  • RustD

    So there’s this huge flood one day, and an entire town looks like it’s going to be swallowed up by the waters. And the Police and Rescue Agencies are running all over the place trying to get people to safety.

    So they send the rescue boat over to this house where a guy’s sitting on the roof with the water lapping around his ankles and they say “Come on, quickly, there isn’t much time”

    To which he says “Nah, it’s ok, God will Provide”

    So about an hour later they’re zooming past in the boat again and they notice the guy’s still there, only the water’s up to his waist, almost at the top of the roof.. “Quick” they say, get in the boat, it’s going to get worst before it gets better.

    “Nah, don’t worry – God will Provide”

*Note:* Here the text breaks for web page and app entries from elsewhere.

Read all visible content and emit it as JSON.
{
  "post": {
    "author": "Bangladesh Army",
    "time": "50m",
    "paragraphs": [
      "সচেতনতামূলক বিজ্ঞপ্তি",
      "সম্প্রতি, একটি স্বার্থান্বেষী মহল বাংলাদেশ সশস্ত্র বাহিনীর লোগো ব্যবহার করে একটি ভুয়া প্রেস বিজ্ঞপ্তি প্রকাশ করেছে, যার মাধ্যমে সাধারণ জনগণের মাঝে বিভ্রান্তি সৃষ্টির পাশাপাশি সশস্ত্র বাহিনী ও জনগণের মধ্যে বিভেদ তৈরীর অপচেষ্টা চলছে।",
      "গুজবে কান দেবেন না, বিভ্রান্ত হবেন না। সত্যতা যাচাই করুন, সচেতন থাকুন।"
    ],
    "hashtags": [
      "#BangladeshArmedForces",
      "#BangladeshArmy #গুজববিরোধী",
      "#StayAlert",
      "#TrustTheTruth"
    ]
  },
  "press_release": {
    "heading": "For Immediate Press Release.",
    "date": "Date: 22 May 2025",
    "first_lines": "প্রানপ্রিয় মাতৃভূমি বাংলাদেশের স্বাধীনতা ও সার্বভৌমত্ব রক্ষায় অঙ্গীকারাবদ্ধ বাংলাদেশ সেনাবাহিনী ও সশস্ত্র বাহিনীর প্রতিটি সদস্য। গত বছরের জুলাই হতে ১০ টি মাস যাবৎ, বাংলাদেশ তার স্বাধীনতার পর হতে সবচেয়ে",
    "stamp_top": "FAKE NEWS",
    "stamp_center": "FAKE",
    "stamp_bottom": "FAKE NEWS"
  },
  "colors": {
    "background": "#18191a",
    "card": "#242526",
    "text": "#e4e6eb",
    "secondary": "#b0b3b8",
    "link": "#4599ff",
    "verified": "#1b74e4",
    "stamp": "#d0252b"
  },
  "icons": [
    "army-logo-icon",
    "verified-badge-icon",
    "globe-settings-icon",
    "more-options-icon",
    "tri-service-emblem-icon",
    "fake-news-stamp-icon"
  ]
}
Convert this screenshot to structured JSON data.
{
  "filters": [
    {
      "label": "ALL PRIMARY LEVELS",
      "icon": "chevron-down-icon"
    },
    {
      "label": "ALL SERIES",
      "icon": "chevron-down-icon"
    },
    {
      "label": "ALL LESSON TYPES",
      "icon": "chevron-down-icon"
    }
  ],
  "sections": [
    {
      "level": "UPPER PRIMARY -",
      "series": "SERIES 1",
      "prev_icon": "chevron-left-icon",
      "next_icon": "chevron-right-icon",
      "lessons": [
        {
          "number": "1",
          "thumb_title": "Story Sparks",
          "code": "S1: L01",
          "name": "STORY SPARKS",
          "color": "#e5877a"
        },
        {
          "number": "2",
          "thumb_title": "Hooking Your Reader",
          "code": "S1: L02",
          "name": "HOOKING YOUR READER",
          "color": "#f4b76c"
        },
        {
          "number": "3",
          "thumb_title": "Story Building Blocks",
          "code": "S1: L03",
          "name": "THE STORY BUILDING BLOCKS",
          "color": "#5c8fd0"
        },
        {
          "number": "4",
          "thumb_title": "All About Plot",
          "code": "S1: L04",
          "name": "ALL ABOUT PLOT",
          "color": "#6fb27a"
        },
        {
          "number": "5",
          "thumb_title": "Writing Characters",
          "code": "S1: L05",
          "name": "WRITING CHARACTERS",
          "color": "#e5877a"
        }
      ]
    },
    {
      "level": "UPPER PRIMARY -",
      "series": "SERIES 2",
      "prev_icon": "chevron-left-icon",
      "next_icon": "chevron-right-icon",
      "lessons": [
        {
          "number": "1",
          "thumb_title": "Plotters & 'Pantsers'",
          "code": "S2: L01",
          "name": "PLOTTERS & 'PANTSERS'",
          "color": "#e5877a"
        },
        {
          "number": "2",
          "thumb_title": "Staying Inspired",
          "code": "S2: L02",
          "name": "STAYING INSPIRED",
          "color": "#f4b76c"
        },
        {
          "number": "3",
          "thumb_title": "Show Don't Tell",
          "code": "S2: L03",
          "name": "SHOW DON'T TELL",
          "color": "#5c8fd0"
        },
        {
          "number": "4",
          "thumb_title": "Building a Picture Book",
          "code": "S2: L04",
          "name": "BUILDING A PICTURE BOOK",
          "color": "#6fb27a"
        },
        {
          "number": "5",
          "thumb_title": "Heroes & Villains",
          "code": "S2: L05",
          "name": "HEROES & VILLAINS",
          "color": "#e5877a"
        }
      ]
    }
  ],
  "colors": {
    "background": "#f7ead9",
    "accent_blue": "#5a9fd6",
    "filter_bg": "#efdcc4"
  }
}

    An hour after that a rescue helicopter flies over the area and notices the guy, who must be standing on the peak of the roof now, with only his head and shoulders out of the water. “GRAB THE ROPE!” they cry “IT’S YOUR ONLY HOPE!”

    “Don’t worry” he replies calmly “God will provide.”

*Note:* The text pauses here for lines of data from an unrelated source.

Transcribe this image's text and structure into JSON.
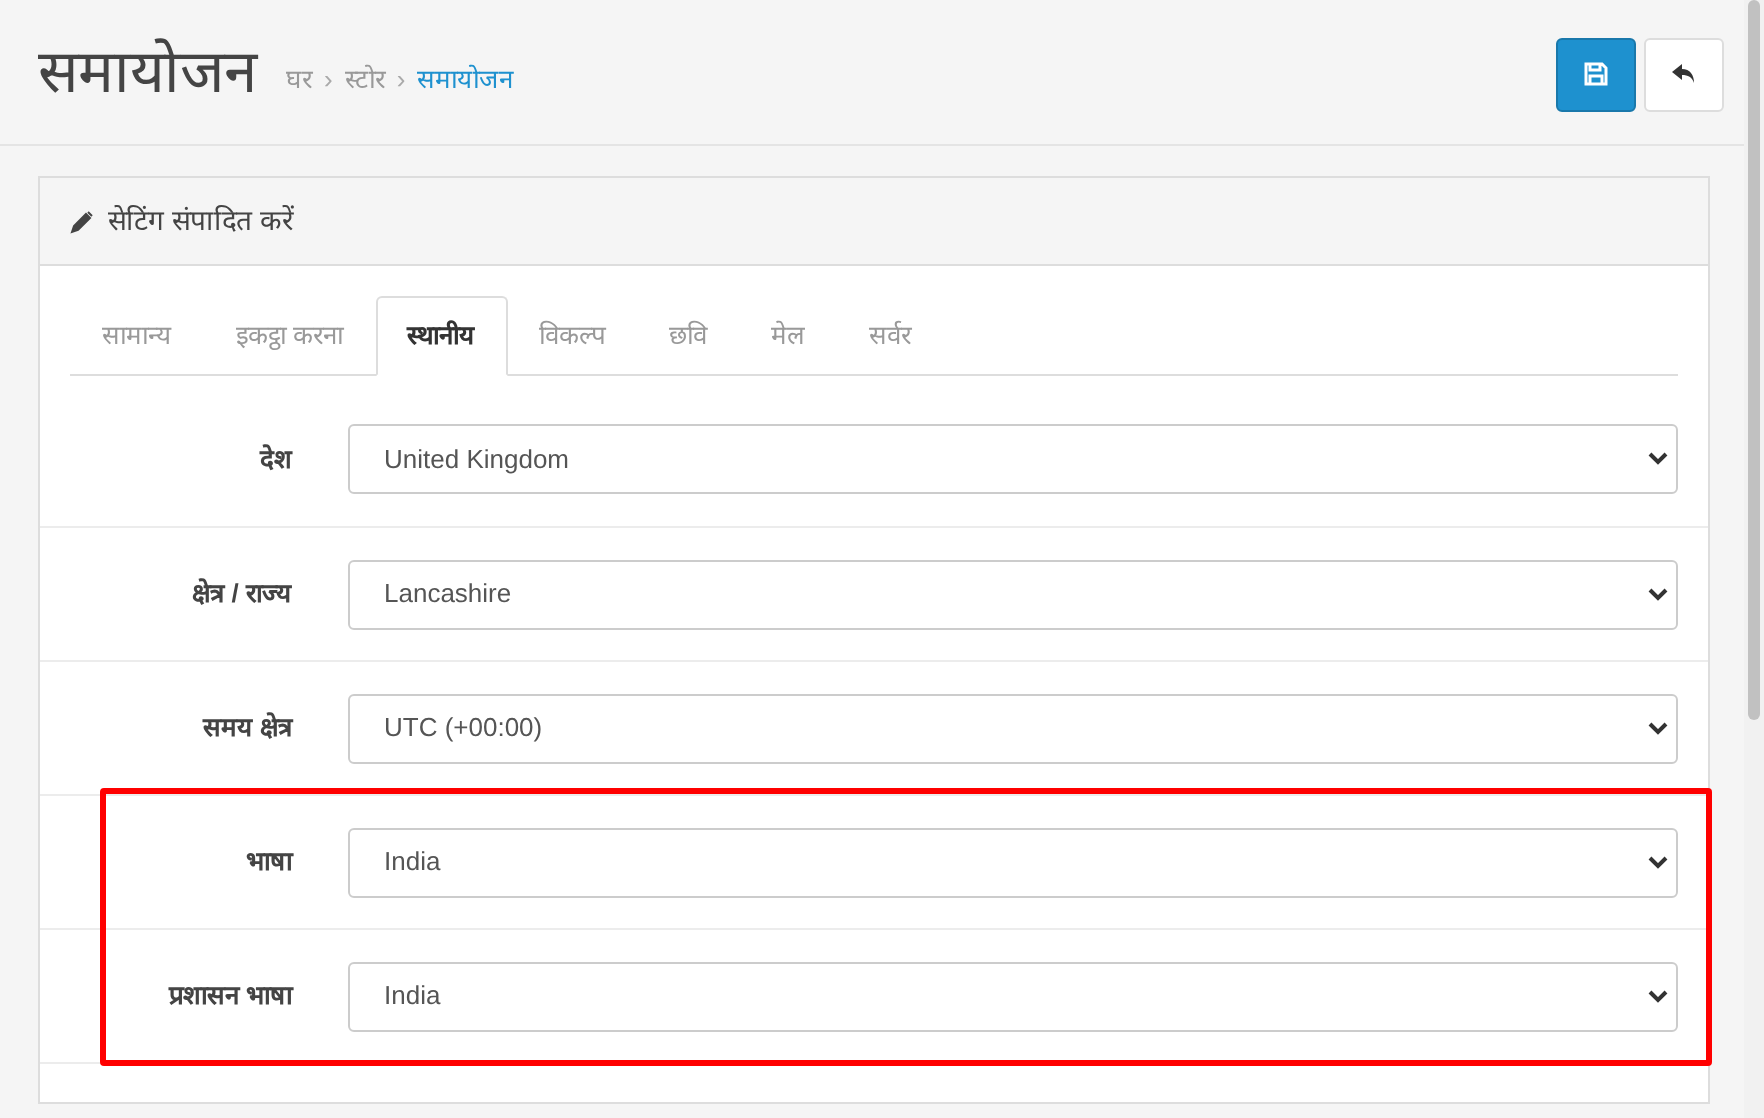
{
  "page_title": "समायोजन",
  "breadcrumb": [
    {
      "label": "घर",
      "current": false
    },
    {
      "label": "स्टोर",
      "current": false
    },
    {
      "label": "समायोजन",
      "current": true
    }
  ],
  "breadcrumb_separator": "›",
  "panel": {
    "title": "सेटिंग संपादित करें"
  },
  "tabs": [
    {
      "label": "सामान्य",
      "selected": false
    },
    {
      "label": "इकट्ठा करना",
      "selected": false
    },
    {
      "label": "स्थानीय",
      "selected": true
    },
    {
      "label": "विकल्प",
      "selected": false
    },
    {
      "label": "छवि",
      "selected": false
    },
    {
      "label": "मेल",
      "selected": false
    },
    {
      "label": "सर्वर",
      "selected": false
    }
  ],
  "fields": [
    {
      "label": "देश",
      "value": "United Kingdom",
      "highlighted": false
    },
    {
      "label": "क्षेत्र / राज्य",
      "value": "Lancashire",
      "highlighted": false
    },
    {
      "label": "समय क्षेत्र",
      "value": "UTC (+00:00)",
      "highlighted": false
    },
    {
      "label": "भाषा",
      "value": "India",
      "highlighted": true
    },
    {
      "label": "प्रशासन भाषा",
      "value": "India",
      "highlighted": true
    }
  ]
}
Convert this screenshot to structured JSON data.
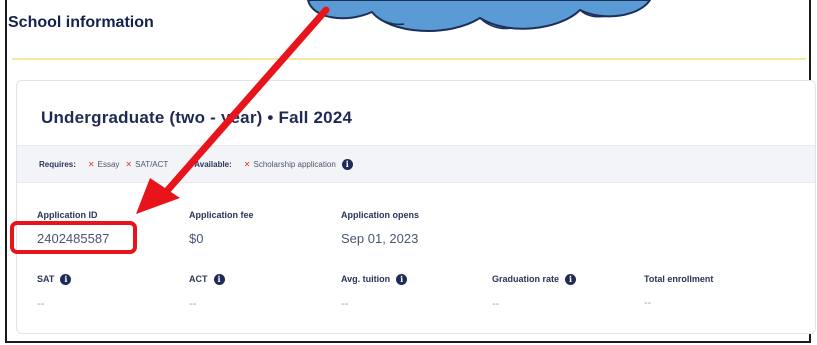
{
  "section": {
    "title": "School information"
  },
  "card": {
    "title": "Undergraduate (two - year) • Fall 2024",
    "requires": {
      "label": "Requires:",
      "items": [
        "Essay",
        "SAT/ACT"
      ]
    },
    "available": {
      "label": "Available:",
      "items": [
        "Scholarship application"
      ]
    },
    "fields_row1": [
      {
        "label": "Application ID",
        "value": "2402485587"
      },
      {
        "label": "Application fee",
        "value": "$0"
      },
      {
        "label": "Application opens",
        "value": "Sep 01, 2023"
      }
    ],
    "fields_row2": [
      {
        "label": "SAT",
        "value": "--"
      },
      {
        "label": "ACT",
        "value": "--"
      },
      {
        "label": "Avg. tuition",
        "value": "--"
      },
      {
        "label": "Graduation rate",
        "value": "--"
      },
      {
        "label": "Total enrollment",
        "value": "--"
      }
    ]
  },
  "colors": {
    "title": "#14224d",
    "accent_line": "#f2e9a6",
    "annotation_red": "#e8141b",
    "cloud_fill": "#5b9bd5"
  },
  "icons": {
    "info": "info-circle-icon",
    "cross": "cross-icon"
  }
}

    So he gets drowned of course. And he goes to heaven, and is a little ticked off with god for drowing him like that, and expresses his concern saying “I had FAITH, I BELIEVED in you – and still you didn’t help me”

    “HELP YOU?!” God replies “What MORE did you want – I sent you two boats and a helicopter!”

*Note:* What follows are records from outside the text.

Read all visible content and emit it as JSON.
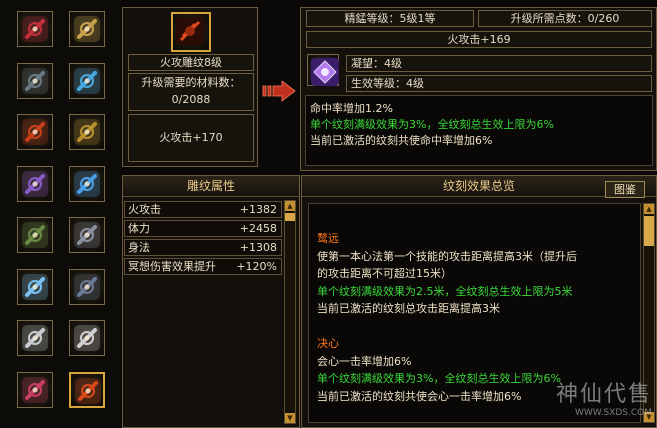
{
  "equipment": {
    "slots": [
      {
        "icon": "red-crystal-icon",
        "color": "#c0303a"
      },
      {
        "icon": "gold-ring-icon",
        "color": "#c8a24a"
      },
      {
        "icon": "armor-icon",
        "color": "#6a7a84"
      },
      {
        "icon": "blue-gem-ring-icon",
        "color": "#4aa8e0"
      },
      {
        "icon": "red-bracer-icon",
        "color": "#c8401a"
      },
      {
        "icon": "gold-bracer-icon",
        "color": "#b89030"
      },
      {
        "icon": "necklace-icon",
        "color": "#8a5ac8"
      },
      {
        "icon": "sword-icon",
        "color": "#4aa0e8"
      },
      {
        "icon": "belt-icon",
        "color": "#6a8a48"
      },
      {
        "icon": "gauntlet-icon",
        "color": "#8a90a0"
      },
      {
        "icon": "ice-blade-icon",
        "color": "#7ac0f0"
      },
      {
        "icon": "boots-icon",
        "color": "#6a7a94"
      },
      {
        "icon": "jade-pendant-icon",
        "color": "#c8ccd0"
      },
      {
        "icon": "jade-pendant-icon",
        "color": "#d0d0d4"
      },
      {
        "icon": "amulet-icon",
        "color": "#c84060"
      },
      {
        "icon": "red-talisman-icon",
        "color": "#d84a1a"
      }
    ],
    "selected_index": 15
  },
  "left_info": {
    "item_name": "火攻雕纹8级",
    "material_label": "升级需要的材料数：",
    "material_count": "0/2088",
    "next_attr": "火攻击+170"
  },
  "top_right": {
    "refine_level": "精錳等级：5级1等",
    "upgrade_points": "升级所需点数：0/260",
    "attack": "火攻击+169",
    "condense": "凝望：4级",
    "effect_level": "生效等级：4级",
    "desc": [
      {
        "text": "命中率增加1.2%",
        "color": "#eee2c6"
      },
      {
        "text": "单个纹刻满级效果为3%，全纹刻总生效上限为6%",
        "color": "#3ad83a"
      },
      {
        "text": "当前已激活的纹刻共使命中率增加6%",
        "color": "#eee2c6"
      }
    ]
  },
  "attributes": {
    "title": "雕纹属性",
    "rows": [
      {
        "name": "火攻击",
        "value": "+1382"
      },
      {
        "name": "体力",
        "value": "+2458"
      },
      {
        "name": "身法",
        "value": "+1308"
      },
      {
        "name": "冥想伤害效果提升",
        "value": "+120%"
      }
    ]
  },
  "effects": {
    "title": "纹刻效果总览",
    "button": "图鉴",
    "lines": [
      {
        "text": "鹜远",
        "color": "#ff7a1a"
      },
      {
        "text": "使第一本心法第一个技能的攻击距离提高3米（提升后",
        "color": "#eee2c6"
      },
      {
        "text": "的攻击距离不可超过15米）",
        "color": "#eee2c6"
      },
      {
        "text": "单个纹刻满级效果为2.5米，全纹刻总生效上限为5米",
        "color": "#3ad83a"
      },
      {
        "text": "当前已激活的纹刻总攻击距离提高3米",
        "color": "#eee2c6"
      },
      {
        "text": "",
        "color": "#eee2c6"
      },
      {
        "text": "决心",
        "color": "#ff7a1a"
      },
      {
        "text": "会心一击率增加6%",
        "color": "#eee2c6"
      },
      {
        "text": "单个纹刻满级效果为3%，全纹刻总生效上限为6%",
        "color": "#3ad83a"
      },
      {
        "text": "当前已激活的纹刻共使会心一击率增加6%",
        "color": "#eee2c6"
      }
    ]
  },
  "watermark": {
    "text": "神仙代售",
    "url": "WWW.SXDS.COM"
  }
}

  • Chris from Europe

    What was the punishment at Pharyngula for that joke again?

  • Uncle Glenny

    Never mind the source, I always thought the phrase was something like

    (1) an excuse to not give anyone any help at all

    (2) an excuse to break into the (ice cream; snacks; whatever) mommy bought and hid

    (a) justification for an obese feline to jump into the kitchen trash can to pig out

  • Sastra

    Evidently this phrase was on some sort of public-knowledge-on-the-Bible survey which went around several years ago, and the fact that it was commonly misidentified as scriptural provoked an angry essay from what was probably a fundamentalist preacher. He argued that “the Lord helps those who help themselves” was humanism — and the exact opposite of the “true” message of the Bible.

    According to his (and God’s) interpretation, the purpose of life on earth was for Man to realize that he can’t do anything on his own. We are worthless, weak, and in need of humility. Self-confidence and self-reliance were arrogant — like a two-year-old telling Daddy he can fix the family car. No he can’t — and the sooner he realizes this the better. Pain, suffering, and failure were necessary and inevitable for humanity to recognize that they needed to give everything over to God. Only God can solve problems. Sit back and wait for a miracle. Accept his authority. And so forth.

    He backed it up with plenty of actual quotes from the Bible, of course, so it seems to me to be a reasonable interpretation. Reasonable, that is, from the standpoint of trying to figure out what the authors intended.

    (I think the penalty on Pharyngula for telling that hoary old flood joke was death. But I might misremember.)